I need to find a place in South Delhi which sells idli batter cause I am tired of eating bread for breakfast every morning. Also, need to find a shop in South Delhi that sells Kerala masalas, pootu podi etc. Sigh sigh, it will take me some time to get settled. I like Delhi though. I think it is a jugadu place where you can manage the stuff you want but you gotta be a little tougher, little more aggressive but still chilled out. Go figure!!!

Saturday, February 20, 2010

Back To The Gym

After three months, I have finally joined a gym here and have started working out. Feels really good too. I was a bit worried that I would feel lazy and not be able to go regularly. Now that I have gone four times after joining (this week), I feel confident that I am going to go regularly.

The first good thing is that it is very close to home so I can easily go in the morning. The flip side is it is cold in Delhi and getting up in the morning is a big BIG challenge. The alarm goes off at 6.30 am and then I keep on snoozing it till 7.15 am. Then it is a mad mad rush. The other good thing is that the trainers are testing me quite strenuously to check my fitness levels. Yesterday was 10 minutes of cycling, 10 minutes of running and about 5 sets of leg exercise ( X 3 sets X 12 reps). Amazingly my legs were not paining today. Ha ha ha.

My next goal is to go for a 10 km rum or a half marathon. I have joined running and living and Delhi runners but have still not been able to go for a run. The obvious reason is that I don't have a car but I suspect that I am too lazy to wake up on a holiday and head out. Which reminds that I spent 3k on a pair of Nike squash shoes and since then have not gone to play.

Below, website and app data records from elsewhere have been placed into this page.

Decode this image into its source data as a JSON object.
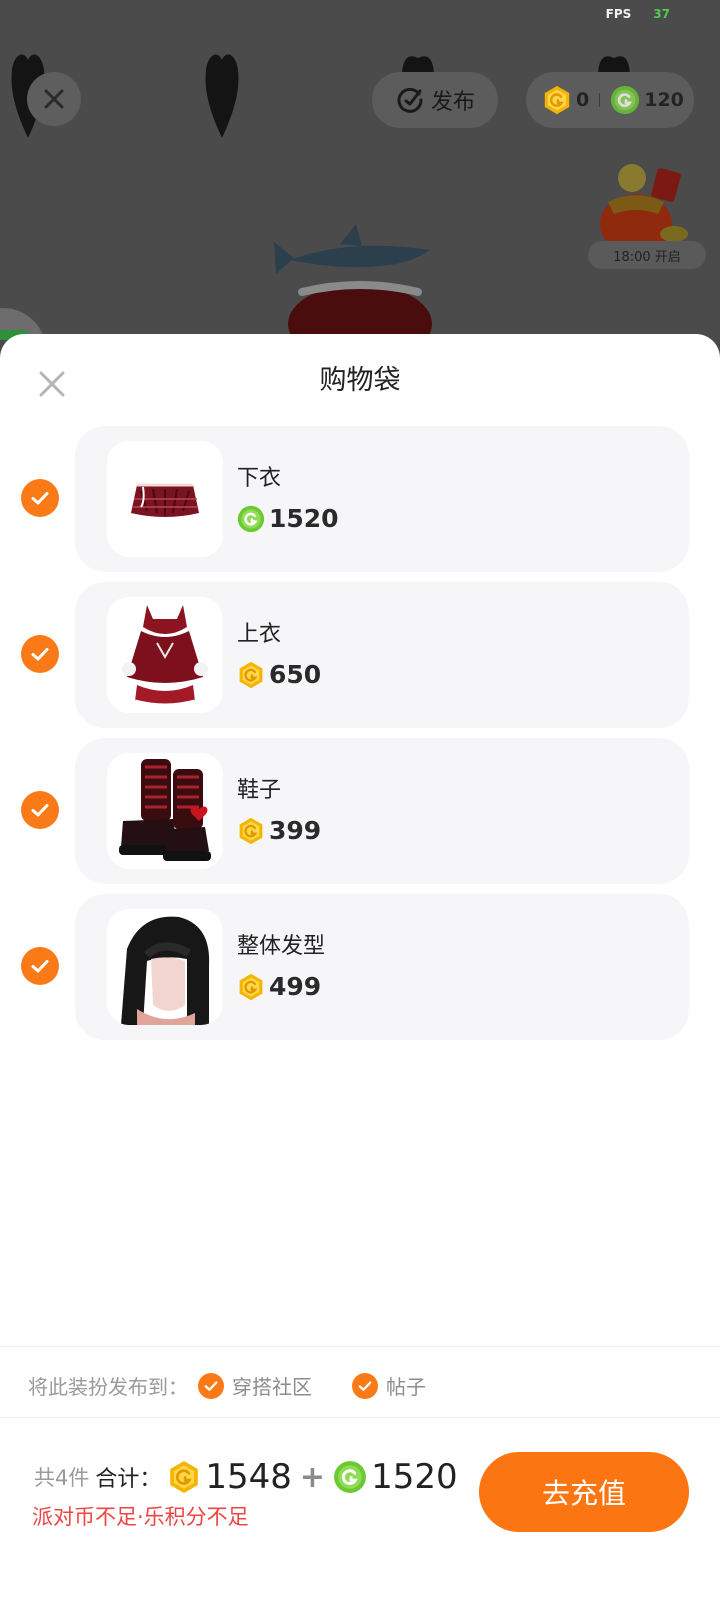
{
  "status": {
    "fps_label": "FPS",
    "fps_value": "37"
  },
  "scene": {
    "publish_label": "发布",
    "party_coins": "0",
    "le_points": "120",
    "event_time": "18:00 开启"
  },
  "sheet": {
    "title": "购物袋",
    "items": [
      {
        "name": "下衣",
        "price": "1520",
        "currency": "le-points",
        "checked": true
      },
      {
        "name": "上衣",
        "price": "650",
        "currency": "party-coin",
        "checked": true
      },
      {
        "name": "鞋子",
        "price": "399",
        "currency": "party-coin",
        "checked": true
      },
      {
        "name": "整体发型",
        "price": "499",
        "currency": "party-coin",
        "checked": true
      }
    ],
    "publish_to_label": "将此装扮发布到：",
    "publish_options": [
      "穿搭社区",
      "帖子"
    ]
  },
  "footer": {
    "count_label": "共4件",
    "total_label": "合计：",
    "party_coin_total": "1548",
    "plus": "+",
    "le_points_total": "1520",
    "warning": "派对币不足·乐积分不足",
    "recharge_label": "去充值"
  },
  "colors": {
    "accent_orange": "#fb7a18",
    "warning_red": "#f04444",
    "gold_coin": "#f4c21a",
    "green_coin": "#6cc933"
  }
}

Another thing that keeps me going is that after coming to Delhi, I never once had a cold or fever despite the really cold winter. Even my oh so delicate stomach was in good shape. I attribute this to the time I spent in they gym and that is why I am such a big advocate of gym-ming. Fitness truly is (one of the) key to a peaceful state of body and mind.